The live program intimates an air of rejuvenation. One of the more notable tracks is "Ippen Erger," a piece designed with complex rhythmic maneuvers that spark a sense of anticipation throughout. From the onset, the musicians coagulate a sense of disorder, then surge onward with dreamlike avant- expressionism amid punchy beats and free form detours. One of the more interesting aspects pertain to Pamelia Kurstin's use of the Theremin, often stylized into a vocal component atop Nagl's torrid sax lines and the strings sections' soaring upper-register ostinatos. However, the main plot is directed towards a mini-historical perspective, where straight-ahead jazz, rock, and the outside strata align with subtlety, grace, brawn and an air of intrigue. His compositional impetus is devised with melodic content, yet he doesn't favor any one particular genre.

Nagl bears a mark of distinction, whether engaging small or large ensemble projects or on releases where he fuses electronics and intersperses numerous musical vernaculars, often yielding a parade of striking frameworks.

Track Listing:

Personnel: Pamelia Kurstin: Theremin; Joanna Lewis: violin; Anne Harvey-Nagl: violin; Max Nagle: soprano saxophone, alto saxophone, tenor saxophone and baritone saxophone; Clemens Salesny: clarinet, alto saxophone, tenor saxophone; Phillip Yeager: trombone; Clemens Wenger: keyboards; Raphael Preuschi: bass; Herbert Pirker: drums.

Year Released: 2012 | Record Label: Rude Noises | Style: Modern Jazz

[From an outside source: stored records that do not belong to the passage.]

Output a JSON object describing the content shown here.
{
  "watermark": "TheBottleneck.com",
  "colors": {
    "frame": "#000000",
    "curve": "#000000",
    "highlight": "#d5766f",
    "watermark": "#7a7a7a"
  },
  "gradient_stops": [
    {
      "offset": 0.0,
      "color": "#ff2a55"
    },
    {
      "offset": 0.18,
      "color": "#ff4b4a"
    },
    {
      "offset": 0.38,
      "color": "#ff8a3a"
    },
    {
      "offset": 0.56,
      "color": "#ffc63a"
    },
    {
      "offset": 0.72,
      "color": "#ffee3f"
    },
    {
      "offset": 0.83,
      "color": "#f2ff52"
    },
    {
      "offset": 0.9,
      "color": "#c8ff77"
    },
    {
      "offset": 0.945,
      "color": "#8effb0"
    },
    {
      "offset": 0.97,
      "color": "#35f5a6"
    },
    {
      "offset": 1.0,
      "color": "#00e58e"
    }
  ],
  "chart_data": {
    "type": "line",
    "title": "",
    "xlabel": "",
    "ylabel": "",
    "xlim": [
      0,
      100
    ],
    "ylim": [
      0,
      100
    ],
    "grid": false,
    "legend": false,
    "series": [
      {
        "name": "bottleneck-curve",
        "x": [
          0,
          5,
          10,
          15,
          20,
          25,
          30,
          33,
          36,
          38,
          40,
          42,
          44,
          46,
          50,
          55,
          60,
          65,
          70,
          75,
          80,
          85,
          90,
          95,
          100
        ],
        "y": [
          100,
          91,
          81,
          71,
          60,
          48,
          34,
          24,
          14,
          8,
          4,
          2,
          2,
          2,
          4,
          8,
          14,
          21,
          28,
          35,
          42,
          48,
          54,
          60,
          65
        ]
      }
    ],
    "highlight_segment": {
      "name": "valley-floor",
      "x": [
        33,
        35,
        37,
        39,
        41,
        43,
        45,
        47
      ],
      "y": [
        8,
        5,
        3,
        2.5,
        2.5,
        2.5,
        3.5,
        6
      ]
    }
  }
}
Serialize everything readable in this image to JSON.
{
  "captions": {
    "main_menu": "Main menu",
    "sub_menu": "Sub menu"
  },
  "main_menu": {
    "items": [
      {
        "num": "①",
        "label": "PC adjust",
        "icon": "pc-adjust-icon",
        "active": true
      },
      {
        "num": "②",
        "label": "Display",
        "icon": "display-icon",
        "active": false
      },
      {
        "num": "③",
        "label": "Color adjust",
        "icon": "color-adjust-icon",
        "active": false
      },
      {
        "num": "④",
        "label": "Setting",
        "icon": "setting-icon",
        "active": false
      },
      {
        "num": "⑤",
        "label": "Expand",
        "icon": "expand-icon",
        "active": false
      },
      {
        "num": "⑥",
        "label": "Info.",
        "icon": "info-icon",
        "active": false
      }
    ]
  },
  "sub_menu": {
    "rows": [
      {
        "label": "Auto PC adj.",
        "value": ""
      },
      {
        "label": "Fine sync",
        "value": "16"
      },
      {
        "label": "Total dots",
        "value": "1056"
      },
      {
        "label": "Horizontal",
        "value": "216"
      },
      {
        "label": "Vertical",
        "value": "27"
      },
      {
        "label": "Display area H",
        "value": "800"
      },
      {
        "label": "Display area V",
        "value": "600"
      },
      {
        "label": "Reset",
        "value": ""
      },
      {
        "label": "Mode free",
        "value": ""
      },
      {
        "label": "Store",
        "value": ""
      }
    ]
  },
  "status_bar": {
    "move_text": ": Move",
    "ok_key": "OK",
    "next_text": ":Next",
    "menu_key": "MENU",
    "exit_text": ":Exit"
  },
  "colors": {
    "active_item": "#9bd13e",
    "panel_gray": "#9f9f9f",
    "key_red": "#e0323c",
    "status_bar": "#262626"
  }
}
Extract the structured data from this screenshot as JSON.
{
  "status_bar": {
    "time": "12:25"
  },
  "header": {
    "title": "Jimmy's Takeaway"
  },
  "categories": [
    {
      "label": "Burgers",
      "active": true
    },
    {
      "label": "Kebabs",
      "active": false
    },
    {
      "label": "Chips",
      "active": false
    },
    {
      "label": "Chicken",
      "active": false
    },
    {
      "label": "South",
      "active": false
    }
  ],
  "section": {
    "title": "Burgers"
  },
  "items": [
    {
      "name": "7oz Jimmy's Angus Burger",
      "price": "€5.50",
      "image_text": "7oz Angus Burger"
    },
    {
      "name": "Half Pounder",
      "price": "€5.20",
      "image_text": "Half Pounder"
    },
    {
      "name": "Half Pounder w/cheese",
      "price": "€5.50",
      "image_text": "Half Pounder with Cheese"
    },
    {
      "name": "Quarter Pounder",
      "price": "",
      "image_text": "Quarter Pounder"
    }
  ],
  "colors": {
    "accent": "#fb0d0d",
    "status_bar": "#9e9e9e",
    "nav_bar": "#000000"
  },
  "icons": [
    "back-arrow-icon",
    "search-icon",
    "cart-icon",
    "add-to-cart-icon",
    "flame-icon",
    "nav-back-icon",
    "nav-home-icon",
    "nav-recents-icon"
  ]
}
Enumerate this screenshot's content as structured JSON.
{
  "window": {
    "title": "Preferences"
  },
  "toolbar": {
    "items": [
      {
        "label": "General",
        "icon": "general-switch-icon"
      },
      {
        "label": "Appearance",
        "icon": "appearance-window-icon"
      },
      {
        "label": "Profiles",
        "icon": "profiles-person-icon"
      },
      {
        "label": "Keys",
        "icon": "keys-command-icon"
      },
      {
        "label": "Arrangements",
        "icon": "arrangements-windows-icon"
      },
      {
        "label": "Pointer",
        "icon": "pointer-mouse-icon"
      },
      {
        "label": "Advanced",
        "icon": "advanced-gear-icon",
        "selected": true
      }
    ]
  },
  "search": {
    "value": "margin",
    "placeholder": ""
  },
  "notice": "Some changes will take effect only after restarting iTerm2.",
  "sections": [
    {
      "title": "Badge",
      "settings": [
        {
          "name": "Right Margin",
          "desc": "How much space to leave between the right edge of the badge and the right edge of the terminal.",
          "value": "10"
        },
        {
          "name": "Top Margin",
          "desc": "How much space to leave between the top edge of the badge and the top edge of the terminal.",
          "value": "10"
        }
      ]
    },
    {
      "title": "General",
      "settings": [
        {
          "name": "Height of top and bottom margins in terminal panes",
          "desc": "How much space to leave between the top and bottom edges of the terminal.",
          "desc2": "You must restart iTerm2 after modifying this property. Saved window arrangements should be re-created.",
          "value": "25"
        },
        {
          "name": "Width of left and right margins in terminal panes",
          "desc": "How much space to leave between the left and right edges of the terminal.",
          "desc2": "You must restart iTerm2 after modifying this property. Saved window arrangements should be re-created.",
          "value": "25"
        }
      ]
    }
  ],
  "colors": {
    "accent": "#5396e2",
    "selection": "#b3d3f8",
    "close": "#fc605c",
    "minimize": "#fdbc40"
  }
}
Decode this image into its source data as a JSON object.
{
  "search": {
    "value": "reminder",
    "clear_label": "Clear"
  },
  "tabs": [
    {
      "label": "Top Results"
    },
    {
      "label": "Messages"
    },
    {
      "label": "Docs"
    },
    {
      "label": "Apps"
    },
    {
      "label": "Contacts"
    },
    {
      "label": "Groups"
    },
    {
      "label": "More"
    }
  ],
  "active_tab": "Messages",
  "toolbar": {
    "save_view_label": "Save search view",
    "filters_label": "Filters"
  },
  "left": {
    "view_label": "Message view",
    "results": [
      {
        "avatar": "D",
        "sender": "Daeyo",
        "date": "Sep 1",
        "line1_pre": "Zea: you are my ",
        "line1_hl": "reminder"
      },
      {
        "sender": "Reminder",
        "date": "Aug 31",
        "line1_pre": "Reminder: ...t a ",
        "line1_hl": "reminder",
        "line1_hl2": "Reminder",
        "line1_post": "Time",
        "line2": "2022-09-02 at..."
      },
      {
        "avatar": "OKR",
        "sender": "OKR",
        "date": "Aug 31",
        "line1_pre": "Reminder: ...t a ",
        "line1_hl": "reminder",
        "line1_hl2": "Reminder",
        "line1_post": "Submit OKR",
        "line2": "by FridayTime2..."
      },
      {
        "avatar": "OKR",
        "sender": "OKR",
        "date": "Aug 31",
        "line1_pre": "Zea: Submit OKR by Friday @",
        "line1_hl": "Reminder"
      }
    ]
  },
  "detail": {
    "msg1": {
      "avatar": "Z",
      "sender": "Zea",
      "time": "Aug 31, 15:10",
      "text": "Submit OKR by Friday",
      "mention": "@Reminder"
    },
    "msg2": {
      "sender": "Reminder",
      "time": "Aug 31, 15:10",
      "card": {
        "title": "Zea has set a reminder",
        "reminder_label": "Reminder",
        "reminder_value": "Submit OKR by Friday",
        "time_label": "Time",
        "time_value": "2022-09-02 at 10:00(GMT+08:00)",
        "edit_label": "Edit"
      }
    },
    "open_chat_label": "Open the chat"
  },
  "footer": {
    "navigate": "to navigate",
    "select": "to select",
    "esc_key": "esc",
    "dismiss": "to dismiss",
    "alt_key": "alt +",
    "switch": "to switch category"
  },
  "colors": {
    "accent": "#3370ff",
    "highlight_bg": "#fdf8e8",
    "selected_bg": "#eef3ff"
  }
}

Shop

More Articles

Read Groove Dreams CD/LP/Track Review Groove Dreams
by Dan Bilawsky
Published: May 23, 2017
Read Kami Fusen CD/LP/Track Review Kami Fusen
by Glenn Astarita
Published: May 23, 2017
Read Two CD/LP/Track Review Two
by Joe Gatto
Published: May 23, 2017
Read Galaxies Like Grains Of Sand CD/LP/Track Review Galaxies Like Grains Of Sand
by Roger Farbey
Published: May 23, 2017
Read Nightfall CD/LP/Track Review Nightfall
by John Kelman
Published: May 22, 2017
Read Pekka CD/LP/Track Review Pekka
by Roger Farbey
Published: May 22, 2017
Read "Bright Side" CD/LP/Track Review Bright Side
by David A. Orthmann
Published: October 31, 2016
Read "Three Miles From Avalon" CD/LP/Track Review Three Miles From Avalon
by Doug Collette
Published: October 15, 2016
Read "Greatest Licks - I Feel Like Singin'" CD/LP/Track Review Greatest Licks - I Feel Like Singin'
by Chris Mosey
Published: March 25, 2017
Read "Honey For The Biscuit" CD/LP/Track Review Honey For The Biscuit
by James Nadal
Published: August 13, 2016
Read "Landing" CD/LP/Track Review Landing
by Mark Sullivan
Published: April 30, 2017
Read "Solstice" CD/LP/Track Review Solstice
by Dan Bilawsky
Published: October 30, 2016
comments powered by Disqus

Why wait?

Support All About Jazz and we'll deliver exclusive content, hide ads, hide slide-outs, and provide read access to our future articles.

Buy it!